  4. ^ Singh, Jitendra (28 July 2016). "Answer on 28.07.2016 to Rajya Sabha unstarred question no.1184 to Government of India Department of Atomic Energy" (PDF). Department of Atomic Energy, Government of India. Archived from the original (PDF) on 8 August 2016. Retrieved 8 August 2016. PFBR is poised for first criticality by March, 2017.
  5. ^ Rohit, T.K. (30 July 2016). "Prototype Fast Breeder Reactor likely to be delayed". The Hindu. Archived from the original on 30 July 2016. Retrieved 8 August 2016.
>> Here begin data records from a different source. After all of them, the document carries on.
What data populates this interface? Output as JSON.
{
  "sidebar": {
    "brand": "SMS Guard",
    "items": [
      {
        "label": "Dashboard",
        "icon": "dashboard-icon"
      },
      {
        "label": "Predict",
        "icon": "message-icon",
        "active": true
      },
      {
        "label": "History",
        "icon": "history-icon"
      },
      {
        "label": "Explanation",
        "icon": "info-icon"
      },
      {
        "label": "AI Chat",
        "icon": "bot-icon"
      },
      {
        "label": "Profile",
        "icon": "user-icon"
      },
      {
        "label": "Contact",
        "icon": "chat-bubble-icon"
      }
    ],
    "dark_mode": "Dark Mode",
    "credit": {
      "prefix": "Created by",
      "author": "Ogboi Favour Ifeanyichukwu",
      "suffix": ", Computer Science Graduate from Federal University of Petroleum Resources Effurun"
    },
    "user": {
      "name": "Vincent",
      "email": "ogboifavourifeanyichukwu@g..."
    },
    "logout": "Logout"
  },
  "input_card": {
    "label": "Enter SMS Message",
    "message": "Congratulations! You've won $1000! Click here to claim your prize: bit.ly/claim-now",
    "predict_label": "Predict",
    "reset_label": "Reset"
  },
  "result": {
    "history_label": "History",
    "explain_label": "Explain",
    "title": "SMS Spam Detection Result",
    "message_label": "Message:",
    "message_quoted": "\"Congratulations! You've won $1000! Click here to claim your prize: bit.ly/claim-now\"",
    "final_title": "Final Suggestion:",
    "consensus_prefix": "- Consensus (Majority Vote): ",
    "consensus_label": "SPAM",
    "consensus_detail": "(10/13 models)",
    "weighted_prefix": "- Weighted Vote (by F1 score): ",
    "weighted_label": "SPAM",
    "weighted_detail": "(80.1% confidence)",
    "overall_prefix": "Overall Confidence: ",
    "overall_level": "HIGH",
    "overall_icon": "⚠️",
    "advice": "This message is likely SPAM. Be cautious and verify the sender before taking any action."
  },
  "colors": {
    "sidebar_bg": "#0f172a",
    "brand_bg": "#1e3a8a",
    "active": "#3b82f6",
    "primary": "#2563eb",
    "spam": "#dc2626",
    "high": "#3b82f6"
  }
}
  6. ^ a b c d e "NTI: Country Overviews: India: Nuclear Facilities Madras Atomic Power Station (MAPS)". Nuclear Threat Initiative. September 2003. Archived from the original on 17 March 2004. Retrieved 18 February 2017.
  7. ^ Plants Under Operation - Nuclear Power Corporation of India Limited Archived 8 November 2014 at the Wayback Machine. Retrieved 2013-12-06.
  8. ^ "PWR building shows indigenous capability, says Kakodkar". The Hindu. Chennai, India. 3 August 2009.
  9. ^ a b c d e Hundred and sixty second report Public Accounts Committee (Eighth Lok Sabha) 1988–89 Madras Atomic Power Project, Department of Atomic Energy (PDF). Lok Sabha. 27 April 1989. p. 40. Retrieved 16 April 2021.
  10. ^ Subramanian, T.S (14 January 2024). "India will 'commission a nuclear power reactor every year': NPCIL chief". The Hindu.

External links[edit]